“This is different from the status quo, in which social enterprises – who are not in it for the riches but because of their commitment to the most marginalised individuals – receive no direct government support for job outcomes,” says Angharad Lubbock, who is leading the trial for White Box Enterprises.
She says this compares to Disability Employment Service providers, who receive payments sooner for registering jobseekers and placing them in work, although only about one in five are still in work 12 months later because they’re often placed in hard-to-fill jobs, without tailored support.

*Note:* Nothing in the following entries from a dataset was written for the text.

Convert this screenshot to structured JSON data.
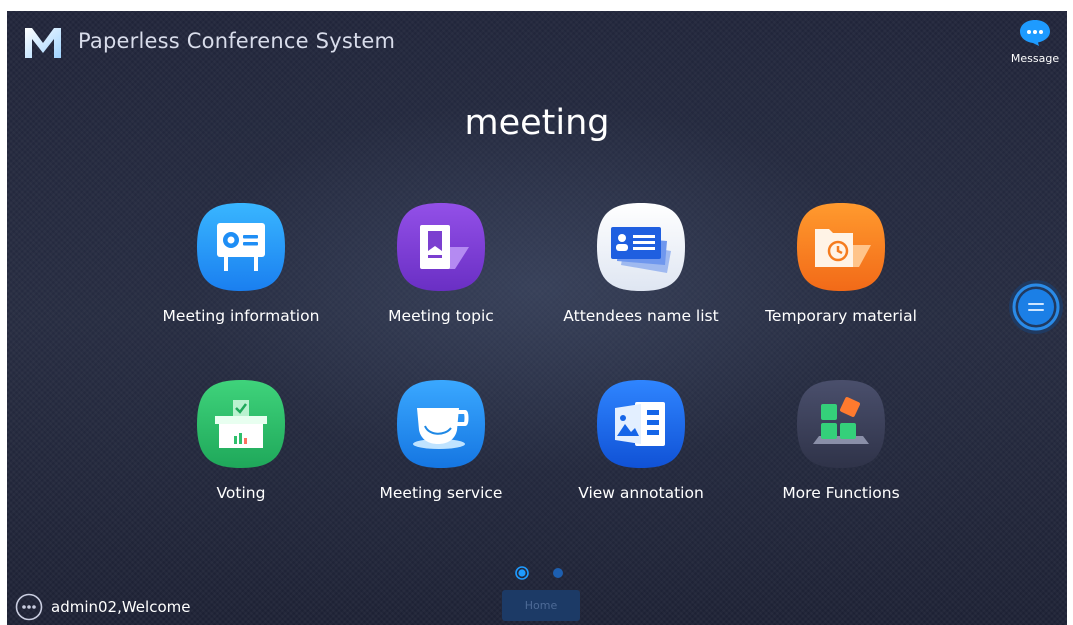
{
  "header": {
    "app_title": "Paperless Conference System",
    "logo_letter": "M",
    "message_label": "Message"
  },
  "main": {
    "heading": "meeting"
  },
  "apps": [
    {
      "label": "Meeting information",
      "icon": "presentation-board-icon",
      "color": "#2196f3"
    },
    {
      "label": "Meeting topic",
      "icon": "bookmark-document-icon",
      "color": "#7b3fd0"
    },
    {
      "label": "Attendees name list",
      "icon": "name-card-icon",
      "color": "#eef2f8"
    },
    {
      "label": "Temporary material",
      "icon": "folder-clock-icon",
      "color": "#f57c1f"
    },
    {
      "label": "Voting",
      "icon": "ballot-box-icon",
      "color": "#2fbf6c"
    },
    {
      "label": "Meeting service",
      "icon": "tea-cup-icon",
      "color": "#1e88e5"
    },
    {
      "label": "View annotation",
      "icon": "annotation-document-icon",
      "color": "#1565e8"
    },
    {
      "label": "More Functions",
      "icon": "app-blocks-icon",
      "color": "#3a3f58"
    }
  ],
  "pagination": {
    "pages": 2,
    "current": 1
  },
  "footer": {
    "welcome_text": "admin02,Welcome",
    "home_label": "Home"
  },
  "colors": {
    "accent": "#1e9bff",
    "background": "#23273a"
  }
}
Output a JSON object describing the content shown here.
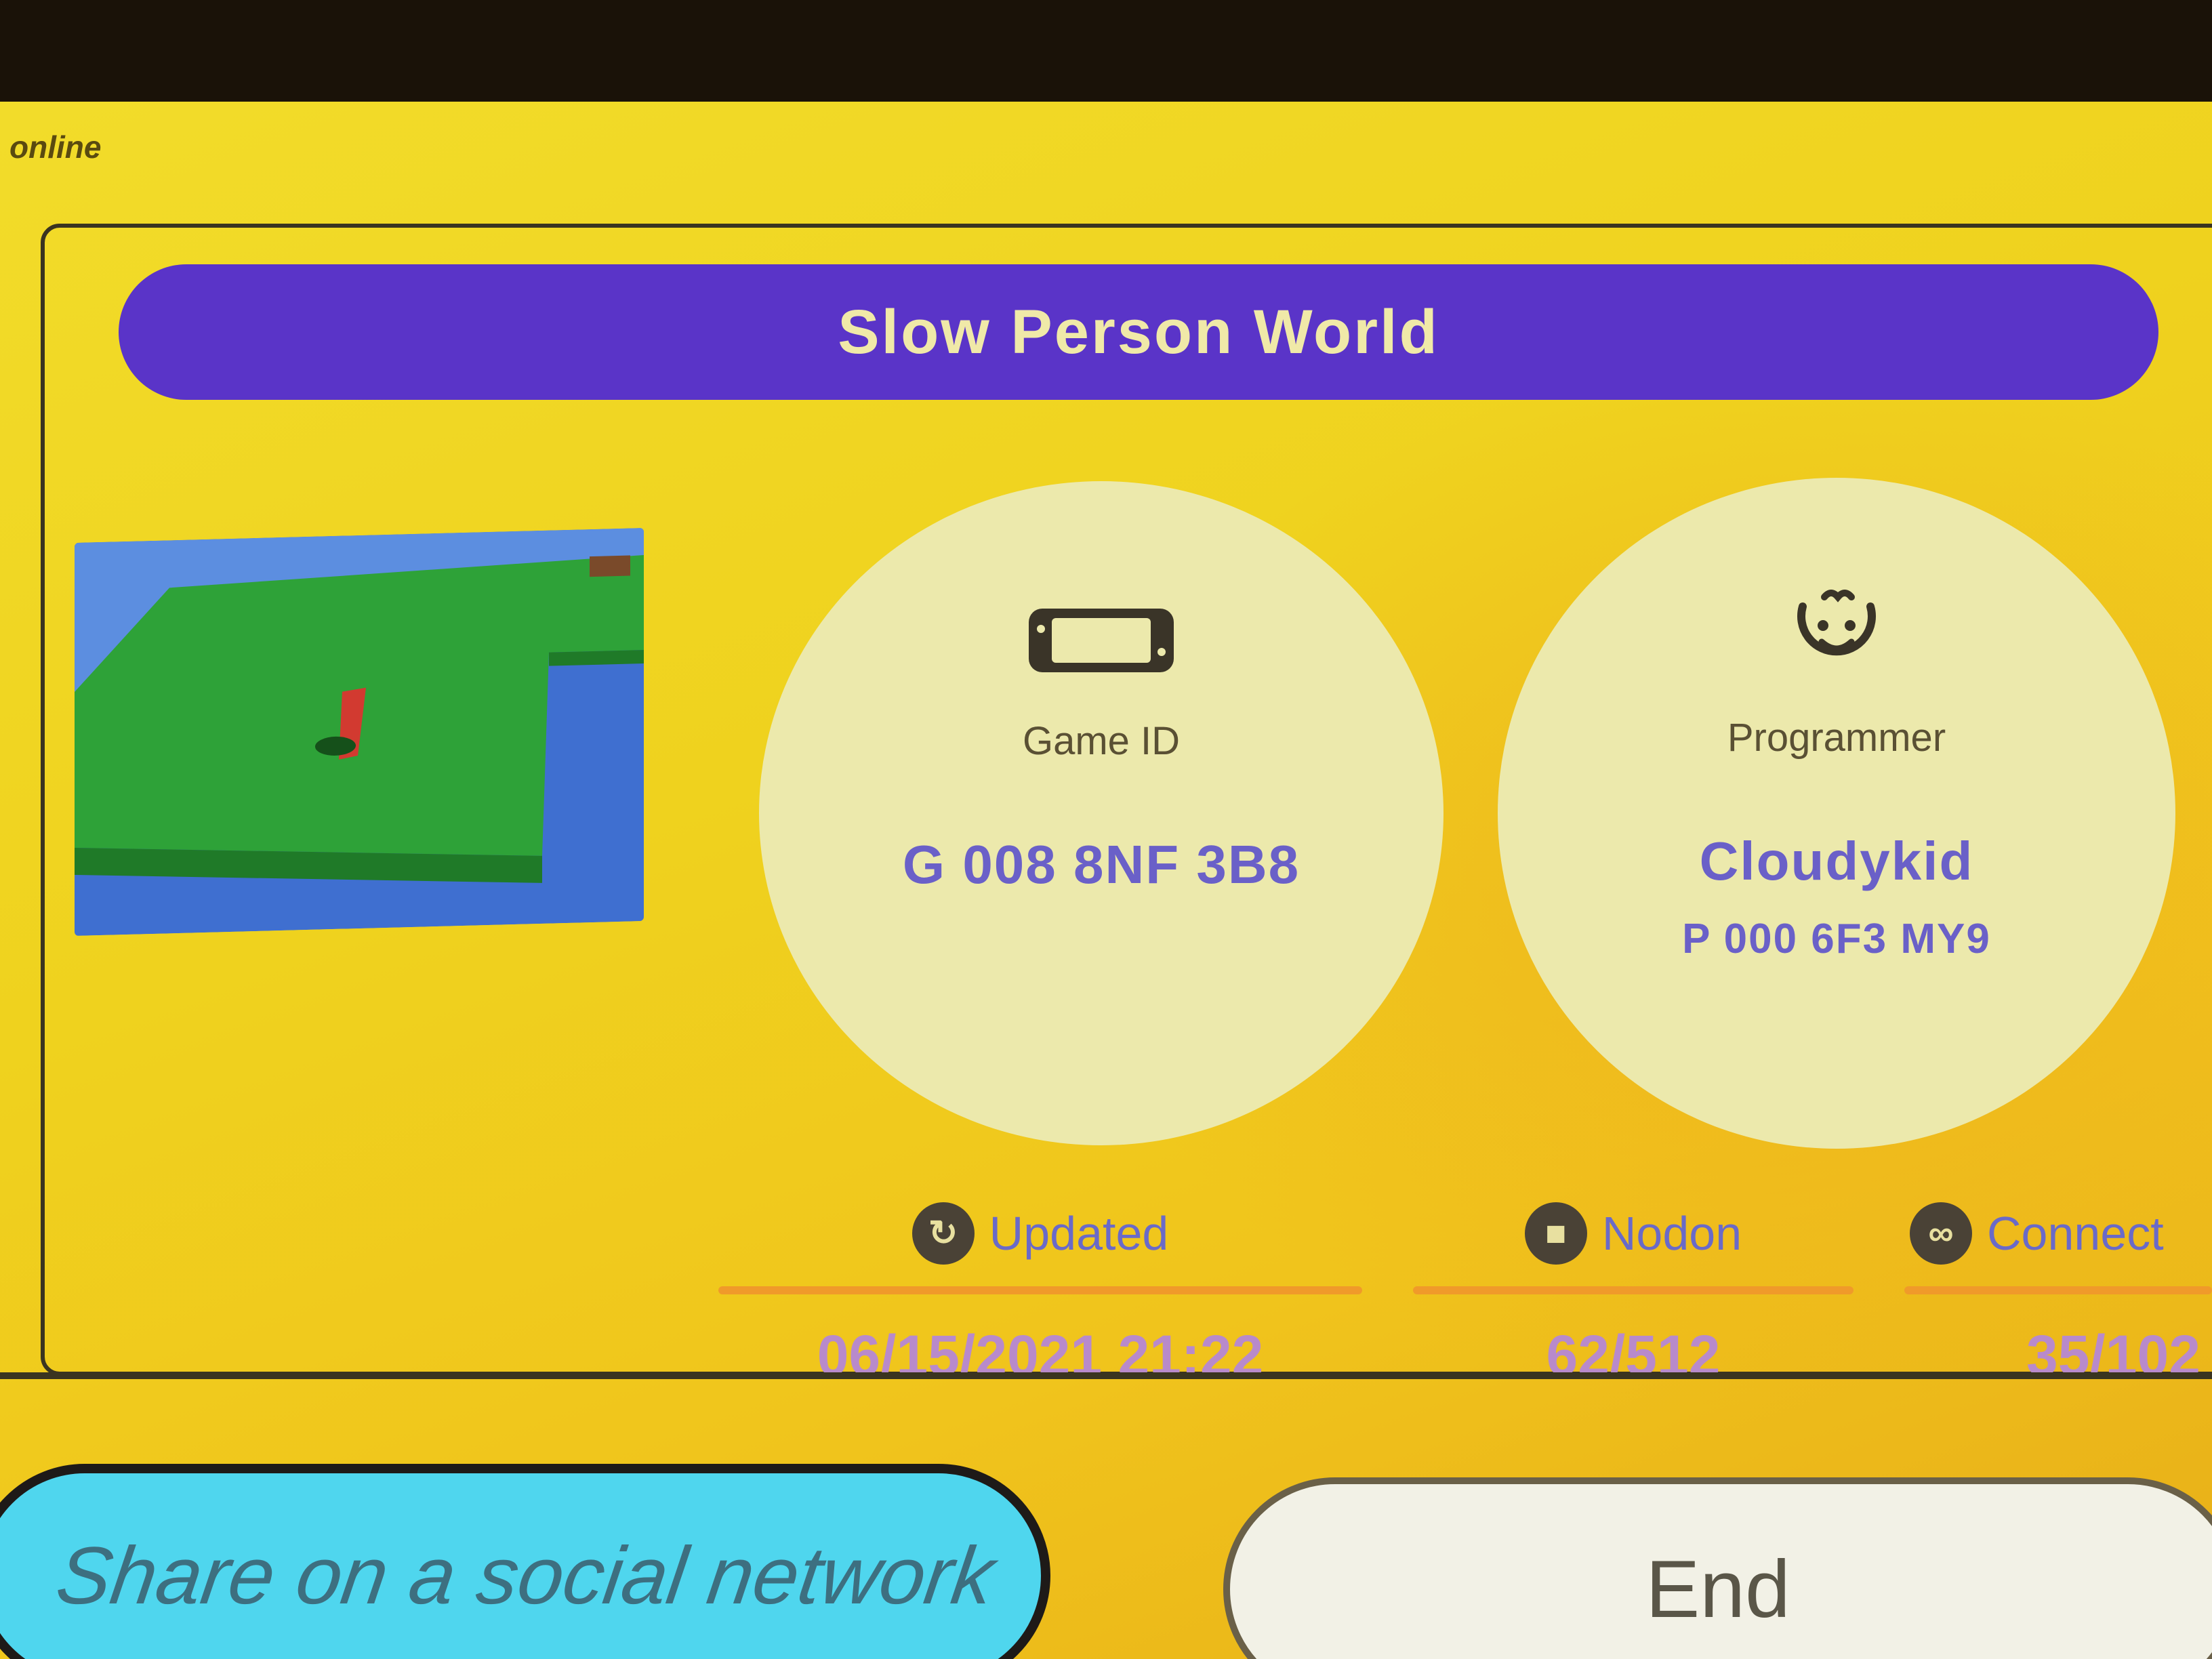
{
  "status": {
    "online_label": "online"
  },
  "game": {
    "title": "Slow Person World",
    "game_id_label": "Game ID",
    "game_id": "G 008 8NF 3B8",
    "programmer_label": "Programmer",
    "programmer_name": "Cloudykid",
    "programmer_id": "P 000 6F3 MY9"
  },
  "stats": {
    "updated_label": "Updated",
    "updated_value": "06/15/2021 21:22",
    "nodon_label": "Nodon",
    "nodon_value": "62/512",
    "connect_label": "Connect",
    "connect_value": "35/102"
  },
  "buttons": {
    "share_label": "Share on a social network",
    "end_label": "End"
  },
  "colors": {
    "background": "#f0d020",
    "title_bar": "#5a34c8",
    "circle": "#ece9ac",
    "value_text": "#6a60c8",
    "stat_line": "#f09a2a",
    "share_button": "#4fd6ee",
    "end_button": "#f2f1e6"
  },
  "icons": {
    "game_id": "console-icon",
    "programmer": "face-icon",
    "updated": "clock-icon",
    "nodon": "nodon-icon",
    "connect": "connect-icon"
  }
}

“It’s been a bug-bear for those of us championing social enterprise that job service providers get paid for what government knows are poor overall success rates, while social enterprises do the heavy lifting but receive none of the recognition or funding, despite taking on all the ongoing costs of work-readiness and success over much longer timeframes,” Lubbock says.
Wraparound services include support such as counsellors, translators, specialist trainers and modified work environments.
“These extra costs… represent a fraction of the money that government saves by people moving off long-term welfare and into tax paying employment, not to mention all of the associated health and happiness benefits for the individual and their friends and family,” Lubbock says.
“The trial will be the first time the federal government gathers its own data on the outstanding outcomes being achieved by social enterprises across Australia.”
Since the trial commenced in July 2022, 75 people with a disability, who had previously been out of work for at least nine months in the last year, have been employed and earning a full award wage at one of the participating social enterprises, which include ASA, Ability Works, Hotel Etico, Jigsaw, STREAT, YMCA Rebuild and others.
Among them, 93 per cent have remained in work earning at least $500 per fortnight, reflecting the typically high retention rates and meaningful earning capacity achieved by social enterprises, says Lubbock.
Geoff Smith says for ASA, it's “a no-brainer, because we have such low turnover,” conceding that, having formerly been an executive in Disability Employment Services, his experience of seeing people shoe-horned into unsuitable vacancies saw him become “a bit of a renegade”, sparking his decision to lead ASA.
“If we bring someone on at ASA, we won't under-employ them, they'll hit their benchmark hours, they'll be paid award wages. So therefore we're compensated for providing those wraparound services to support those vulnerable people so they won't fall out of work, which we currently subsidise through philanthropy, rather than through savings to the government,” Smith says.
“The philosophical question is, should the middle man get paid so much in the DES, or should the actual business that takes them on get paid? That's what the PBO's trying to remedy.”
Introducing “payment by outcomes” for social enterprises has the potential to “radically change” the employment experience for long-term unemployed jobseekers, says Lubbock.
It also improves the investment proposition of the social enterprise model for founders and impact investors, underpinning further growth potential in the sector thereby creating more sustainable job opportunities.
“It sounds simple, we know it’s not. But it feels like we’re now a lot closer than we’ve been before.”
Australian Spatial Analytics is a Westpac Foundation grant recipient and Geoffrey Smith was awarded a Social Change Fellowship by Westpac Scholars Trust.
By Ben Young
Head of Fraud and Financial Crime Insights